Benjamin Franklin once stated that in this world nothing can be said to be certain, except death and taxes. It is therefore reasonable to assume that companies will have to deal with recovering a debt from the estate of a deceased customer or client.
It is clearly important to ensure that such matters are dealt with in a sensitive manner. By understanding the various obstacles and pitfalls a creditor can make sure that cases are resolved swiftly and efficiently.
Solvent or Insolvent?
When an individual dies the administrator or executor of the estate will look to gather all their assets. The value of the estate will be assessed to determine whether or not it is solvent. If it is solvent, then all creditors are paid from the collected assets. However, if an estate is insolvent, debts would be paid in accordance with the order set out by the Administration of Estates of Deceased Persons Order 1986 (“AEDPO 1986”) until the value of any realised assets is used up, as shown below:
- Secured debts (e.g. mortgages, legal charges)
- Funeral and testamentary expenses (including legal administration fees)
- Specially preferred debts (e.g. money held by the testator in their capacity as an officer for a friendly society)
- Preferred debts (e.g. contributions to occupational pension schemes)
- Ordinary debts (e.g. unsecured loans or finance agreements)
- Deferred debts (e.g. loans from a spouse)
If the deceased jointly owned a property and the estate is deemed to be insolvent, a creditor may apply for a court order under s421A Insolvency Act requiring any joint owners to pay a sum up to the value of the deceased’s share in the property to a trustee in bankruptcy. This would then be used to settle the creditor and meet all or some of the deceased’s other debts.
Joint Tenants or Tenants in Common?
If the deceased jointly owns a property it must be established whether that ownership is as joint tenants or tenants in common as this will directly affect a creditors ability to realise the asset and therefore the money that is available to pay creditors.
In a joint tenancy, each proprietor owns the whole property. This means that if a proprietor dies the property automatically passes to the other joint proprietor(s). This is known legally as the right of survivorship.
In contrast, if a property is held as tenants in common, all owners have equal rights to possess the whole of the property, but each owns a specified proportion of it. This is not necessarily 50/50 and it may be that the proportionate interests in the property are divided in some other way. If one proprietor dies, the deceased’s proportionate interest will not pass automatically to the survivor and the value of their beneficial interest would be included in the assets of the estate available for distribution.
It is important to note that a charging order against a joint proprietor would sever any joint tenancy and convert it to a tenancy in common. Therefore any property which has a charging order secured against it will be held as tenants in common and the value of the deceased’s beneficial interest would be included in their estate.
Issuing a Money Claim against the Estate
Before taking steps to issue a claim against a deceased debtor estate, creditors should try to resolve the matter without the need for proceedings. However in some situations where the personal representatives are not co-operative, it may become necessary.
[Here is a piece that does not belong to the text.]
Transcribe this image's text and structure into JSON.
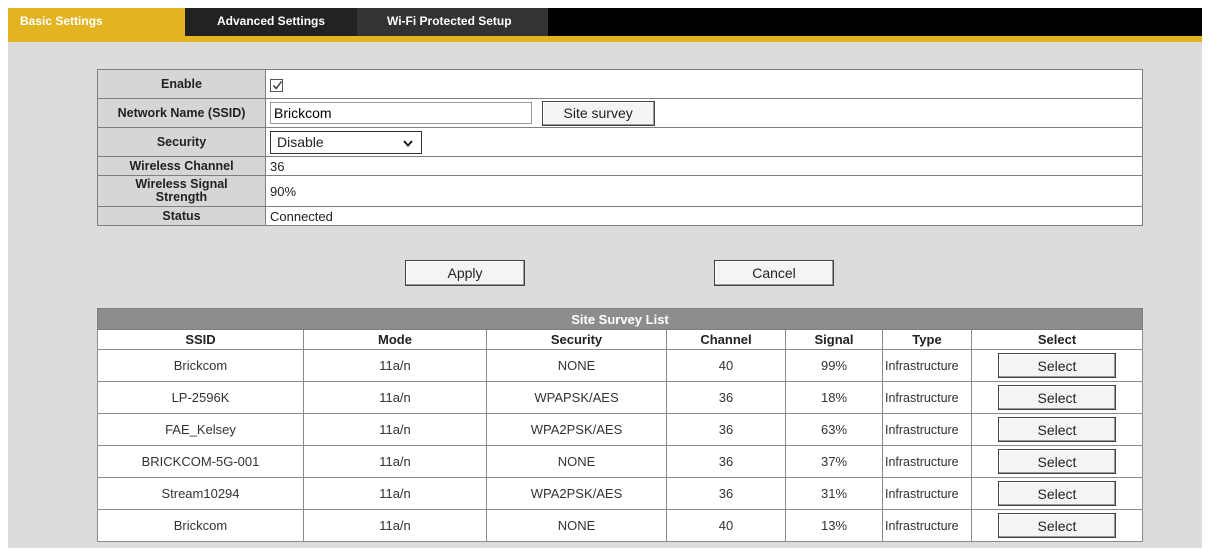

Part 19.8 of the Civil Procedure Rules (CPR) deals with the relevant procedure surrounding claims against deceased estates. Where a defendant against whom a claim could have been brought has died, it must be considered whether a grant of probate or administration has been made. If so, any claim should be brought against the persons appointed as personal representatives of the deceased. If no grant of probate or administration has been made, the claim should be brought against the estate of’ the deceased and a further application made to the court for an order appointing a person to represent the estate of the deceased for the purposes of the claim.
The claim would then proceed in the same way as any other money claim. The personal representative(s) would be afforded 14 days to respond to the claim form on behalf of the estate, failing which the claimant can make a request for a county court judgment in default.
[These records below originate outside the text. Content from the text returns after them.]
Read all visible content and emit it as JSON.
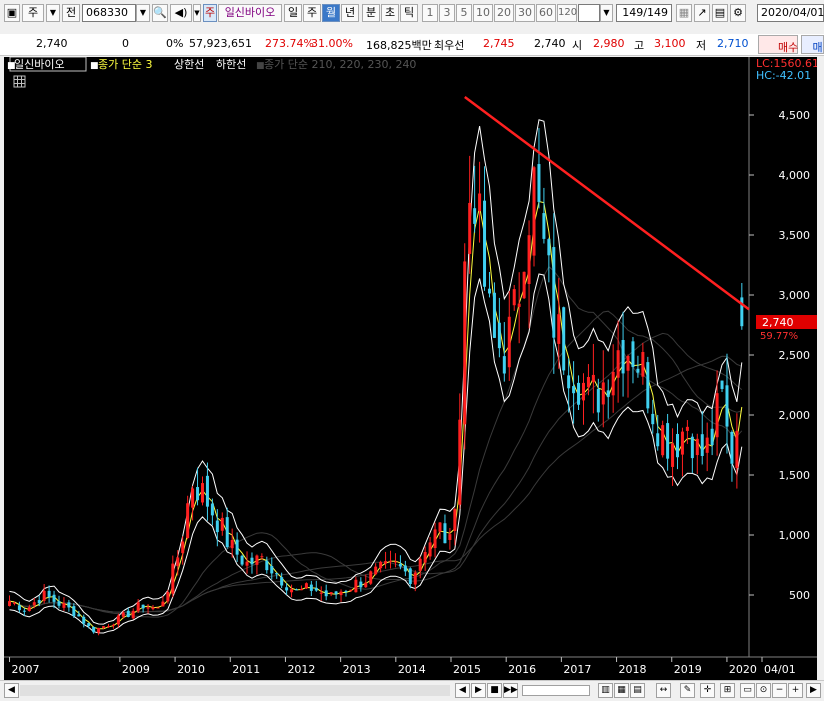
{
  "toolbar": {
    "type_label": "주",
    "type2_label": "전",
    "code": "068330",
    "stock_tag": "주",
    "stock_name": "일신바이오",
    "periods": [
      "일",
      "주",
      "월",
      "년",
      "분",
      "초",
      "틱"
    ],
    "selected_period": "월",
    "numbers": [
      "1",
      "3",
      "5",
      "10",
      "20",
      "30",
      "60",
      "120"
    ],
    "count": "149/149",
    "date": "2020/04/01"
  },
  "info": {
    "price": "2,740",
    "change": "0",
    "change_pct": "0%",
    "volume": "57,923,651",
    "vol_ratio": "273.74%",
    "turnover": "31.00%",
    "amount": "168,825백만",
    "best_label": "최우선",
    "ask": "2,745",
    "bid": "2,740",
    "open_label": "시",
    "open": "2,980",
    "high_label": "고",
    "high": "3,100",
    "low_label": "저",
    "low": "2,710",
    "buy_label": "매수",
    "sell_label": "매도"
  },
  "legend": {
    "name": "일신바이오",
    "item1": "종가 단순 3",
    "item2": "상한선",
    "item3": "하한선",
    "item4": "종가 단순 210, 220, 230, 240"
  },
  "readouts": {
    "lc": "LC:1560.61",
    "hc": "HC:-42.01",
    "current": "2,740",
    "pct": "59.77%"
  },
  "colors": {
    "up": "#ff2020",
    "down": "#40d0f0",
    "trend": "#ff2020",
    "ma": "#ffff40",
    "band": "#ffffff"
  },
  "chart_data": {
    "type": "candlestick",
    "y_ticks": [
      "4,500",
      "4,000",
      "3,500",
      "3,000",
      "2,500",
      "2,000",
      "1,500",
      "1,000",
      "500"
    ],
    "y_tick_values": [
      4500,
      4000,
      3500,
      3000,
      2500,
      2000,
      1500,
      1000,
      500
    ],
    "x_labels": [
      "2007",
      "2009",
      "2010",
      "2011",
      "2012",
      "2013",
      "2014",
      "2015",
      "2016",
      "2017",
      "2018",
      "2019",
      "2020",
      "04/01"
    ],
    "x_label_years": [
      2007,
      2009,
      2010,
      2011,
      2012,
      2013,
      2014,
      2015,
      2016,
      2017,
      2018,
      2019,
      2020,
      2020.27
    ],
    "ylim": [
      0,
      4900
    ],
    "xlim": [
      2006.9,
      2020.4
    ],
    "trendline": [
      [
        2015.25,
        4650
      ],
      [
        2020.4,
        2880
      ]
    ],
    "anchors": [
      [
        2007.0,
        450
      ],
      [
        2007.3,
        380
      ],
      [
        2007.6,
        500
      ],
      [
        2007.9,
        430
      ],
      [
        2008.2,
        350
      ],
      [
        2008.5,
        200
      ],
      [
        2008.8,
        260
      ],
      [
        2009.1,
        330
      ],
      [
        2009.4,
        420
      ],
      [
        2009.7,
        380
      ],
      [
        2009.9,
        600
      ],
      [
        2010.1,
        900
      ],
      [
        2010.3,
        1450
      ],
      [
        2010.5,
        1350
      ],
      [
        2010.8,
        1100
      ],
      [
        2011.0,
        900
      ],
      [
        2011.3,
        760
      ],
      [
        2011.6,
        800
      ],
      [
        2011.9,
        650
      ],
      [
        2012.2,
        520
      ],
      [
        2012.5,
        560
      ],
      [
        2012.8,
        480
      ],
      [
        2013.1,
        560
      ],
      [
        2013.4,
        620
      ],
      [
        2013.7,
        700
      ],
      [
        2014.0,
        740
      ],
      [
        2014.3,
        650
      ],
      [
        2014.5,
        900
      ],
      [
        2014.8,
        1050
      ],
      [
        2015.0,
        900
      ],
      [
        2015.15,
        1900
      ],
      [
        2015.27,
        3500
      ],
      [
        2015.4,
        4100
      ],
      [
        2015.55,
        3300
      ],
      [
        2015.75,
        2600
      ],
      [
        2016.0,
        2550
      ],
      [
        2016.2,
        2900
      ],
      [
        2016.35,
        3700
      ],
      [
        2016.5,
        3900
      ],
      [
        2016.7,
        3300
      ],
      [
        2016.9,
        2700
      ],
      [
        2017.1,
        2500
      ],
      [
        2017.35,
        2300
      ],
      [
        2017.5,
        2150
      ],
      [
        2017.7,
        2200
      ],
      [
        2017.9,
        2450
      ],
      [
        2018.1,
        2600
      ],
      [
        2018.3,
        2550
      ],
      [
        2018.5,
        2350
      ],
      [
        2018.7,
        2000
      ],
      [
        2018.9,
        1800
      ],
      [
        2019.1,
        1800
      ],
      [
        2019.3,
        1950
      ],
      [
        2019.5,
        1650
      ],
      [
        2019.7,
        1750
      ],
      [
        2019.9,
        2150
      ],
      [
        2020.05,
        1700
      ],
      [
        2020.15,
        1650
      ],
      [
        2020.27,
        2740
      ]
    ]
  }
}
Once a judgment is obtained against the estate the claimant should consider how it wishes to proceed with enforcement. When deciding how or whether to enforce a judgment, consideration should be given to the sensitive nature of the matter, in addition to the practical and commercial aspects which may influence the decision. For example, if a property was solely owned by the deceased or jointly owned as tenants in common, then a charging order application would be suitable to secure the debt and, provided equity was available, would result in payment should the property be sold as part of the estate distribution.
We at Greenhalgh Kerr have dealt with a number of matters recently involving deceased debtors and estates. If you are in a position where you are dealing with a deceased debtor and would like some advice, please feel free to contact Amy Fletcher on 0333 200 5206 or email@example.com.